More than half a dozen groups have sued Ventura County in response to the county’s recently adopted 2040 General Plan.
The plan went into effect Oct. 15, 30 days after it was passed by the Ventura County Board of Supervisors. Several of the groups that filed suit against the county are oil and energy interests objecting to the county’s plans to regulate oil production in the county, including Aera Energy, which leases mineral rights to an active oil field just northwest of the city of Ventura.
Aera filed a writ of mandate in Ventura County Superior Court on the first day the General Plan was in place, saying the plan’s limitations on drilling would unlawfully impede Aera’s existing and future operations. The complaint claims the county’s proposed actions are preempted by state and federal law, and that the county failed to disclose, evaluate and reduce environmental consequences of its plan.
The county of Ventura did not reply to requests for comment.
Many of the other filings from oil and energy companies have similar complaints. Michele Newell, a spokesperson for Aera, said the company tried to work with the county by writing letters and providing public comment. In many cases, the comments and letters did not get any response back, she said.
Newell was also concerned with what the industry believes is existing overregulation. There are already more than two dozen state and local agencies that oversee the oil production in Ventura County, she said. The industry provides jobs for more than 2,000 residents, and Newell pointed to parts of the General Plan that would limit the industry’s ability to develop or adjust new wells in the future.
“Good regulations are good for everybody,” Newell said, “but regulations for the sake of regulating doesn’t make sense.”
Part of the 2040 General Plan limits new oil drilling operations to the northern, inland section of the county. Under the General Plan, all land between U.S. Highway 101 and the shoreline would be off limits for new oil development, as would any land designated residential, recreational or environmentally sensitive. Between U.S. Highway 101 and the coastal zone boundary, existing oil drilling and related facilities are allowed, but no major new facilities or expansions would be allowed, unless in a designated industrial area.
“The whole plan is really egregious to the industry itself,” Newell said. “It seems to us they want to shut down the industry.”
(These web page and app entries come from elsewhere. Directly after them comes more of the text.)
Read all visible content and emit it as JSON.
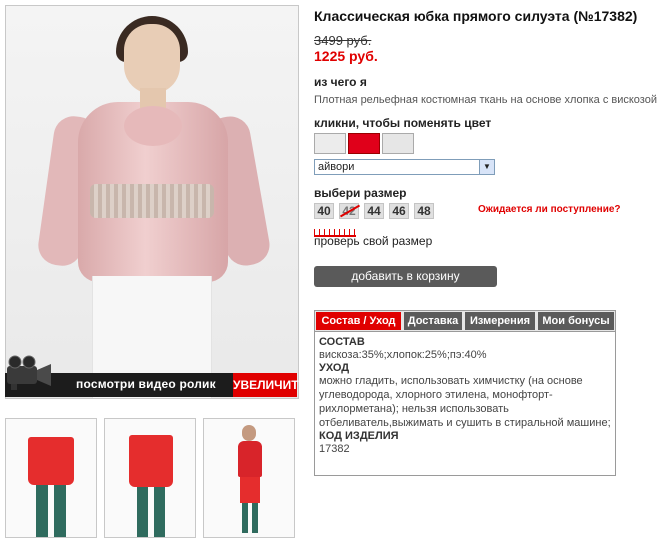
{
  "product": {
    "title": "Классическая юбка прямого силуэта (№17382)",
    "old_price": "3499 руб.",
    "new_price": "1225 руб."
  },
  "media": {
    "video_label": "посмотри видео ролик",
    "zoom_label": "УВЕЛИЧИТЬ"
  },
  "material": {
    "label": "из чего я",
    "text": "Плотная рельефная костюмная ткань на основе хлопка с вискозой"
  },
  "color": {
    "label": "кликни, чтобы поменять цвет",
    "swatches": [
      "#ececec",
      "#e0001a",
      "#e6e6e6"
    ],
    "selected": "айвори"
  },
  "size": {
    "label": "выбери размер",
    "options": [
      "40",
      "42",
      "44",
      "46",
      "48"
    ],
    "unavailable": "42",
    "waiting_link": "Ожидается ли поступление?",
    "check_size": "проверь свой размер"
  },
  "cart": {
    "button": "добавить в корзину"
  },
  "tabs": [
    "Состав / Уход",
    "Доставка",
    "Измерения",
    "Мои бонусы"
  ],
  "details": {
    "composition_head": "СОСТАВ",
    "composition": "вискоза:35%;хлопок:25%;пэ:40%",
    "care_head": "УХОД",
    "care": "можно гладить, использовать химчистку (на основе углеводорода, хлорного этилена, монофторт­рихлорметана); нельзя использовать отбеливатель,выжимать и сушить в стиральной машине;",
    "code_head": "КОД ИЗДЕЛИЯ",
    "code": "17382"
  },
  "colors": {
    "accent": "#e00000",
    "button": "#5a5a5a",
    "skirt": "#e52d2d"
  }
}
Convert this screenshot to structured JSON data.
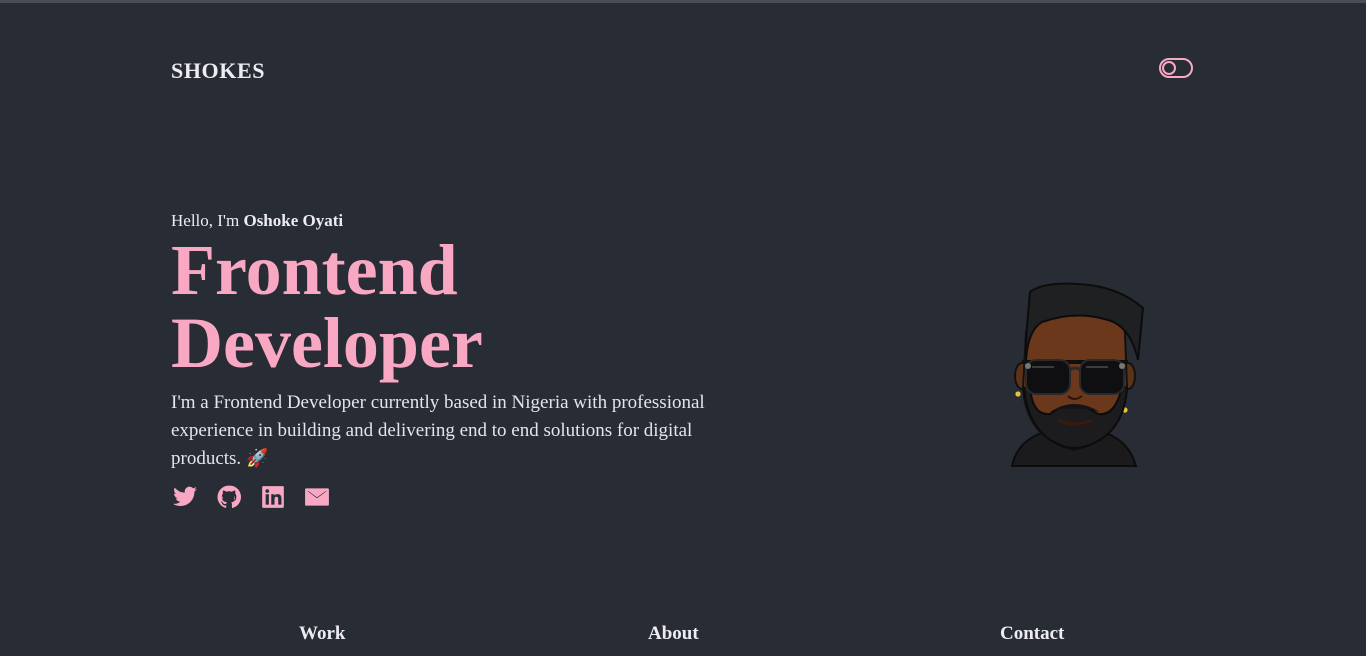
{
  "header": {
    "logo": "SHOKES",
    "theme_toggle_icon": "toggle-icon"
  },
  "hero": {
    "greeting_prefix": "Hello, I'm ",
    "name": "Oshoke Oyati",
    "title_line1": "Frontend",
    "title_line2": "Developer",
    "bio": "I'm a Frontend Developer currently based in Nigeria with professional experience in building and delivering end to end solutions for digital products.",
    "bio_emoji": "🚀",
    "avatar": "memoji-avatar"
  },
  "socials": [
    {
      "icon": "twitter-icon"
    },
    {
      "icon": "github-icon"
    },
    {
      "icon": "linkedin-icon"
    },
    {
      "icon": "mail-icon"
    }
  ],
  "nav": {
    "work": "Work",
    "about": "About",
    "contact": "Contact"
  },
  "colors": {
    "background": "#282c35",
    "accent": "#f9a8c4",
    "text": "#ececf2"
  }
}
The oil and energy companies aren’t the only groups that filed against the county. The Ventura County Coalition of Labor, Agriculture and Business—or CoLAB, a group focused primarily on property rights and land use regulations—and the Ventura County Agricultural Association jointly filed a lawsuit, saying the county did not meet the basic standards for public review and engagement, as well as environmental impact analysis, to the detriment of the agricultural industry, local businesses and vulnerable residents.
“Our members are concerned that the General Plan adds regulatory burdens that greatly increase the cost of doing business, growing food, and even living in Ventura County,” said Louise Lampara, Ventura County CoLAB’s executive director, in a news release. “Hundreds of community members spoke out against the General Plan, telling the county that their policies will hurt already struggling families by making it even more expensive to live here and more difficult for the next generation of workers to find local employment—but the county ignored their concerns.”
David Cruz, president of the local chapter of the League of United Latin American Citizens, said the county did not translate any of the plan’s policies into Spanish before the plan was adopted.
“It is disappointing that the county thought so little of our Latino community that it either deliberately ignored us or was poorly advised by its staff against meeting with organizations that would have counseled against the General Plan because of its disproportionate negative impact upon communities of color,” Cruz said in the news release issued by CoLAB and the Agricultural Association.